C. Mónica Capra is a professor in the Department of Economic Sciences. Her areas of expertise are experimental economics, behavioral economics, and neuroeconomics. Professor Capra is interested in decision processes. Her contributions in behavioral game theory include the explicit modeling of introspection with error and the study of the effects of mood on decisions. She is also interested in the role personality plays in shaping economic choices. Capra has made transdisciplinary studies an important component of her work, and has collaborated with data scientists, neuroscientists, and psychologists.
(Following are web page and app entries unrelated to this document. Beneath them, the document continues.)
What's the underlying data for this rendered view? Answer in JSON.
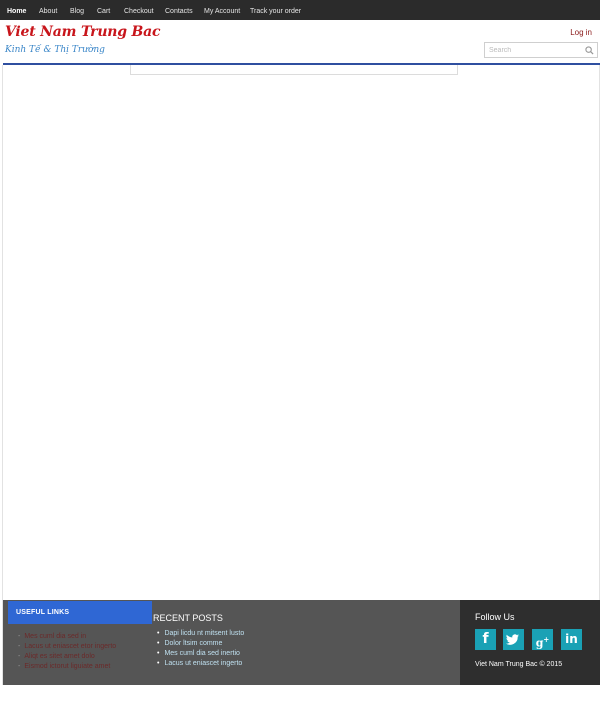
{
  "nav": {
    "items": [
      "Home",
      "About",
      "Blog",
      "Cart",
      "Checkout",
      "Contacts",
      "My Account",
      "Track your order"
    ]
  },
  "header": {
    "brand": "Viet Nam Trung Bac",
    "tagline": "Kinh Tế & Thị Trường",
    "login": "Log in",
    "search_placeholder": "Search"
  },
  "footer": {
    "useful_links": {
      "title": "USEFUL LINKS",
      "items": [
        "Mes cuml dia sed in",
        "Lacus ut eniascet etor ingerto",
        "Aliqt es sitet amet dolo",
        "Eismod ictorut liguiate amet"
      ]
    },
    "recent_posts": {
      "title": "RECENT POSTS",
      "items": [
        "Dapi licdu nt mitsent lusto",
        "Dolor ltsim comme",
        "Mes cuml dia sed inertio",
        "Lacus ut eniascet ingerto"
      ]
    },
    "follow": {
      "title": "Follow Us",
      "icons": [
        "facebook-icon",
        "twitter-icon",
        "google-plus-icon",
        "linkedin-icon"
      ],
      "copyright": "Viet Nam Trung Bac © 2015"
    }
  },
  "colors": {
    "nav_bg": "#2b2b2b",
    "brand_red": "#c8151b",
    "tagline_blue": "#3a86c8",
    "footer_bg": "#555555",
    "footer_dark": "#2e2e2e",
    "useful_head_blue": "#2f67d4",
    "social_teal": "#1aa1b5"
  }
}
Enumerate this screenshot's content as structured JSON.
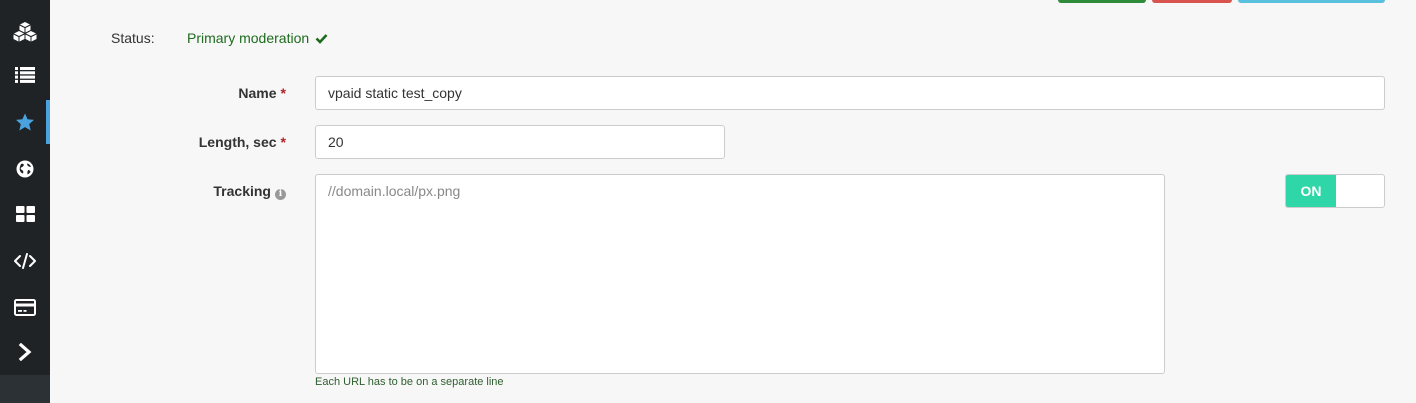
{
  "sidebar": {
    "items": [
      {
        "name": "cubes-icon"
      },
      {
        "name": "list-icon"
      },
      {
        "name": "star-icon",
        "active": true
      },
      {
        "name": "globe-icon"
      },
      {
        "name": "dashboard-icon"
      },
      {
        "name": "code-icon"
      },
      {
        "name": "credit-card-icon"
      },
      {
        "name": "chevron-right-icon"
      }
    ],
    "accent": "#4aa3df"
  },
  "status": {
    "label": "Status:",
    "value": "Primary moderation"
  },
  "form": {
    "name": {
      "label": "Name",
      "required_mark": "*",
      "value": "vpaid static test_copy"
    },
    "length": {
      "label": "Length, sec",
      "required_mark": "*",
      "value": "20"
    },
    "tracking": {
      "label": "Tracking",
      "placeholder": "//domain.local/px.png",
      "help": "Each URL has to be on a separate line",
      "toggle_label": "ON",
      "toggle_color": "#2fd6a8"
    }
  }
}
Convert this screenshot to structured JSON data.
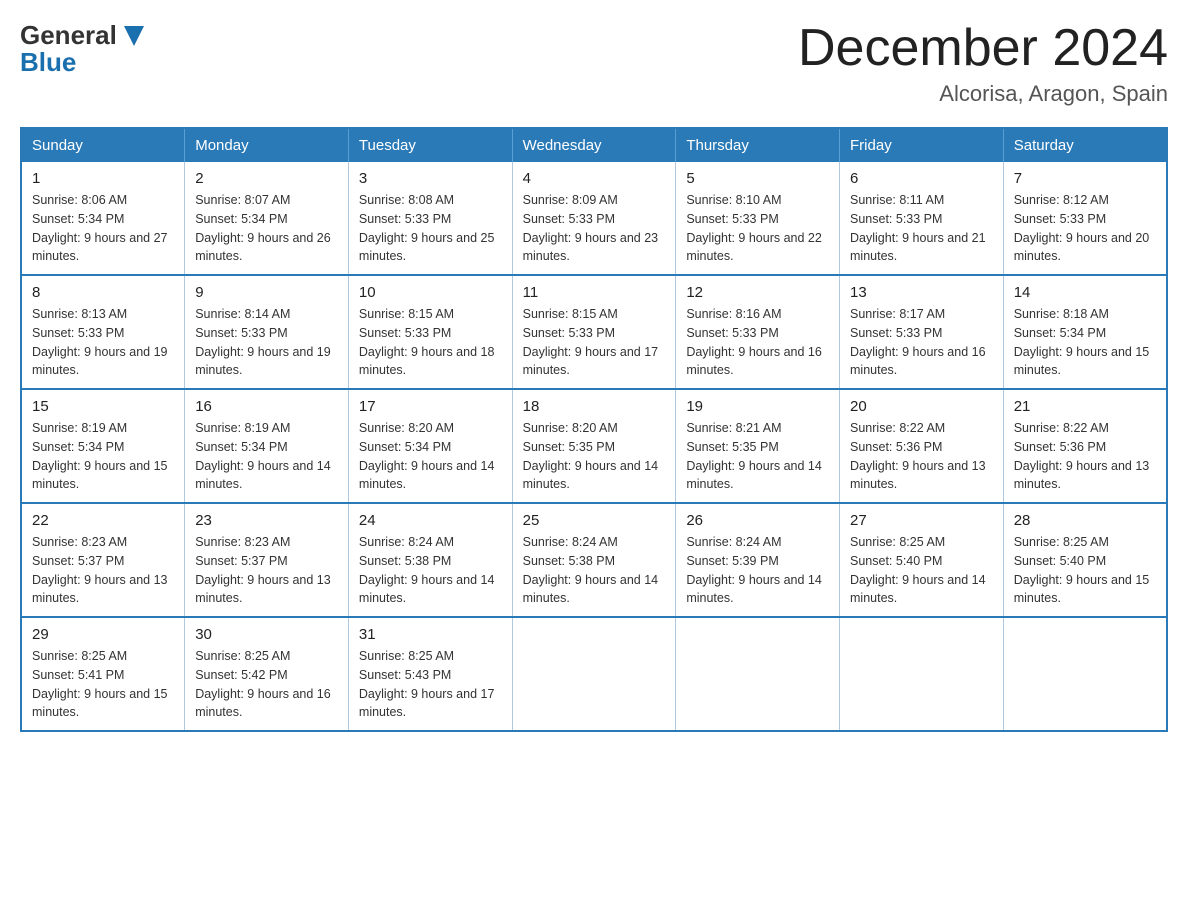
{
  "header": {
    "logo_general": "General",
    "logo_blue": "Blue",
    "month_title": "December 2024",
    "location": "Alcorisa, Aragon, Spain"
  },
  "days_of_week": [
    "Sunday",
    "Monday",
    "Tuesday",
    "Wednesday",
    "Thursday",
    "Friday",
    "Saturday"
  ],
  "weeks": [
    [
      {
        "day": "1",
        "sunrise": "8:06 AM",
        "sunset": "5:34 PM",
        "daylight": "9 hours and 27 minutes."
      },
      {
        "day": "2",
        "sunrise": "8:07 AM",
        "sunset": "5:34 PM",
        "daylight": "9 hours and 26 minutes."
      },
      {
        "day": "3",
        "sunrise": "8:08 AM",
        "sunset": "5:33 PM",
        "daylight": "9 hours and 25 minutes."
      },
      {
        "day": "4",
        "sunrise": "8:09 AM",
        "sunset": "5:33 PM",
        "daylight": "9 hours and 23 minutes."
      },
      {
        "day": "5",
        "sunrise": "8:10 AM",
        "sunset": "5:33 PM",
        "daylight": "9 hours and 22 minutes."
      },
      {
        "day": "6",
        "sunrise": "8:11 AM",
        "sunset": "5:33 PM",
        "daylight": "9 hours and 21 minutes."
      },
      {
        "day": "7",
        "sunrise": "8:12 AM",
        "sunset": "5:33 PM",
        "daylight": "9 hours and 20 minutes."
      }
    ],
    [
      {
        "day": "8",
        "sunrise": "8:13 AM",
        "sunset": "5:33 PM",
        "daylight": "9 hours and 19 minutes."
      },
      {
        "day": "9",
        "sunrise": "8:14 AM",
        "sunset": "5:33 PM",
        "daylight": "9 hours and 19 minutes."
      },
      {
        "day": "10",
        "sunrise": "8:15 AM",
        "sunset": "5:33 PM",
        "daylight": "9 hours and 18 minutes."
      },
      {
        "day": "11",
        "sunrise": "8:15 AM",
        "sunset": "5:33 PM",
        "daylight": "9 hours and 17 minutes."
      },
      {
        "day": "12",
        "sunrise": "8:16 AM",
        "sunset": "5:33 PM",
        "daylight": "9 hours and 16 minutes."
      },
      {
        "day": "13",
        "sunrise": "8:17 AM",
        "sunset": "5:33 PM",
        "daylight": "9 hours and 16 minutes."
      },
      {
        "day": "14",
        "sunrise": "8:18 AM",
        "sunset": "5:34 PM",
        "daylight": "9 hours and 15 minutes."
      }
    ],
    [
      {
        "day": "15",
        "sunrise": "8:19 AM",
        "sunset": "5:34 PM",
        "daylight": "9 hours and 15 minutes."
      },
      {
        "day": "16",
        "sunrise": "8:19 AM",
        "sunset": "5:34 PM",
        "daylight": "9 hours and 14 minutes."
      },
      {
        "day": "17",
        "sunrise": "8:20 AM",
        "sunset": "5:34 PM",
        "daylight": "9 hours and 14 minutes."
      },
      {
        "day": "18",
        "sunrise": "8:20 AM",
        "sunset": "5:35 PM",
        "daylight": "9 hours and 14 minutes."
      },
      {
        "day": "19",
        "sunrise": "8:21 AM",
        "sunset": "5:35 PM",
        "daylight": "9 hours and 14 minutes."
      },
      {
        "day": "20",
        "sunrise": "8:22 AM",
        "sunset": "5:36 PM",
        "daylight": "9 hours and 13 minutes."
      },
      {
        "day": "21",
        "sunrise": "8:22 AM",
        "sunset": "5:36 PM",
        "daylight": "9 hours and 13 minutes."
      }
    ],
    [
      {
        "day": "22",
        "sunrise": "8:23 AM",
        "sunset": "5:37 PM",
        "daylight": "9 hours and 13 minutes."
      },
      {
        "day": "23",
        "sunrise": "8:23 AM",
        "sunset": "5:37 PM",
        "daylight": "9 hours and 13 minutes."
      },
      {
        "day": "24",
        "sunrise": "8:24 AM",
        "sunset": "5:38 PM",
        "daylight": "9 hours and 14 minutes."
      },
      {
        "day": "25",
        "sunrise": "8:24 AM",
        "sunset": "5:38 PM",
        "daylight": "9 hours and 14 minutes."
      },
      {
        "day": "26",
        "sunrise": "8:24 AM",
        "sunset": "5:39 PM",
        "daylight": "9 hours and 14 minutes."
      },
      {
        "day": "27",
        "sunrise": "8:25 AM",
        "sunset": "5:40 PM",
        "daylight": "9 hours and 14 minutes."
      },
      {
        "day": "28",
        "sunrise": "8:25 AM",
        "sunset": "5:40 PM",
        "daylight": "9 hours and 15 minutes."
      }
    ],
    [
      {
        "day": "29",
        "sunrise": "8:25 AM",
        "sunset": "5:41 PM",
        "daylight": "9 hours and 15 minutes."
      },
      {
        "day": "30",
        "sunrise": "8:25 AM",
        "sunset": "5:42 PM",
        "daylight": "9 hours and 16 minutes."
      },
      {
        "day": "31",
        "sunrise": "8:25 AM",
        "sunset": "5:43 PM",
        "daylight": "9 hours and 17 minutes."
      },
      null,
      null,
      null,
      null
    ]
  ],
  "labels": {
    "sunrise_prefix": "Sunrise: ",
    "sunset_prefix": "Sunset: ",
    "daylight_prefix": "Daylight: "
  },
  "colors": {
    "header_bg": "#2a7ab8",
    "border": "#2a7ab8",
    "logo_blue": "#1a6faf"
  }
}
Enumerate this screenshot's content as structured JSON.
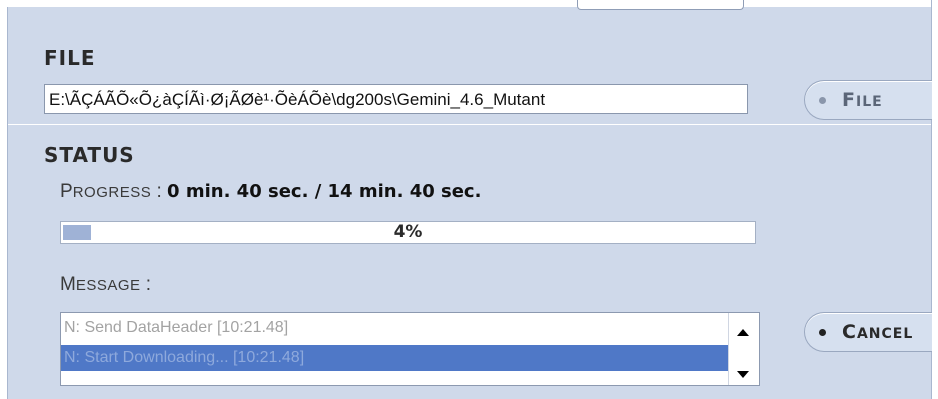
{
  "top_tab": {
    "label": "none"
  },
  "file_section": {
    "title": "FILE",
    "path": "E:\\ÃÇÁÃÕ«Õ¿àÇÍÃì·Ø¡ÃØè¹·ÕèÁÕè\\dg200s\\Gemini_4.6_Mutant",
    "button": {
      "first": "F",
      "rest": "ILE"
    }
  },
  "status_section": {
    "title": "STATUS",
    "progress_label": {
      "first": "P",
      "rest": "ROGRESS",
      "suffix": " :"
    },
    "progress_value": "0 min. 40 sec. / 14 min. 40 sec.",
    "progress_percent_text": "4%",
    "progress_fraction": 0.04,
    "message_label": {
      "first": "M",
      "rest": "ESSAGE",
      "suffix": " :"
    },
    "messages": [
      "N: Send DataHeader [10:21.48]",
      "N: Start Downloading... [10:21.48]"
    ],
    "cancel_button": {
      "first": "C",
      "rest": "ANCEL"
    }
  },
  "colors": {
    "panel": "#cfd9ea",
    "progress_fill": "#9fb2d6",
    "selection": "#4f78c7",
    "file_dot": "#8a96ab",
    "cancel_dot": "#222222"
  },
  "icons": {
    "scroll_up": "triangle-up",
    "scroll_down": "triangle-down",
    "button_bullet": "dot"
  }
}
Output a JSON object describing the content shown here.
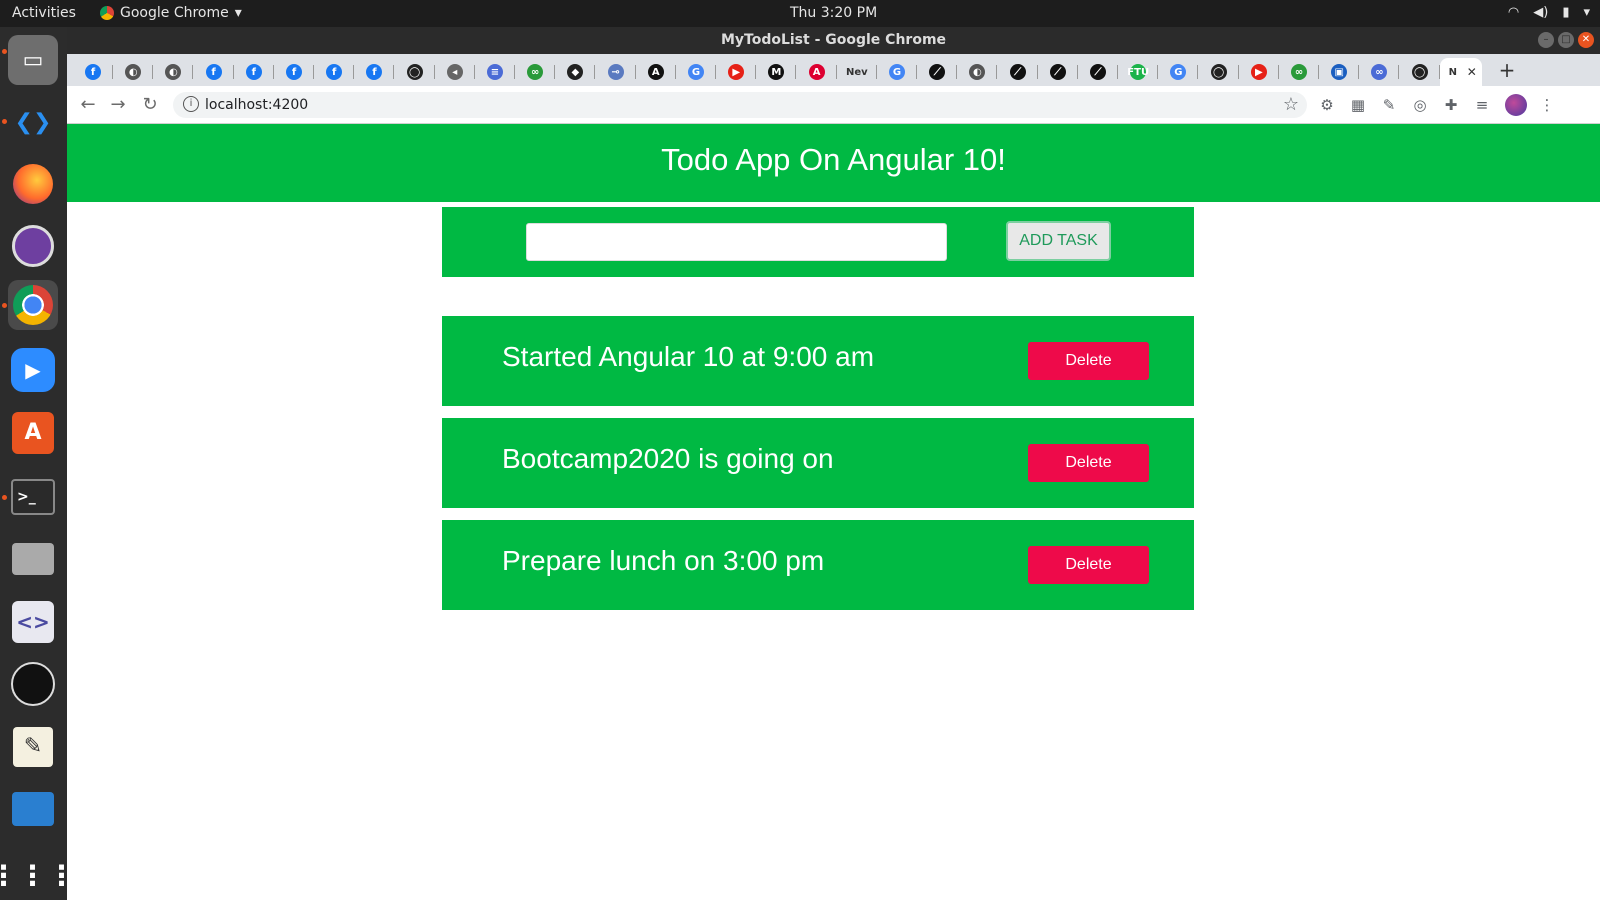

This collaboration has led to important contributions in behavioral economics.
Harper East 214
Co-authored with Bing Jiang, et al. “Can Personality Type Explain Heterogeneity in Probability Distortions?” Journal of Neuroscience, Psychology and Economics, September 2013, 6(3): 151-66.
Co-authored with G. Berns, et al. “The Price of Your Soul: Neural Evidence for the Non-Utilitarian Representation of Sacred Values.” Philosophical Transactions, Proceedings of the Royal Society B, March 2012, 367(1589): 754-62.
Co-authored with C. Camerer, et al. “The Impact of Simple Institutions in Experimental Economies with Poverty Traps.” Economic Journal, lead article, 119(539), July 2009: 977-1009.
Co-authored with G. Berns, et al. “Expert Advice Neurobiologically ‘Offloads’ Financial Decision-Making under Risk.” Public Library of Science One, 4(3), March 2009: 1-14.
“Mood-Driven Behavior in Strategic Interactions.” American Economic Review 94, no. 2 (2004): 367–72.
Co-authored with J. Goeree. “Anomalous Behavior in a Traveler’s Dilemma?” American Economic Review, June 1999, 89 (3): 678-90.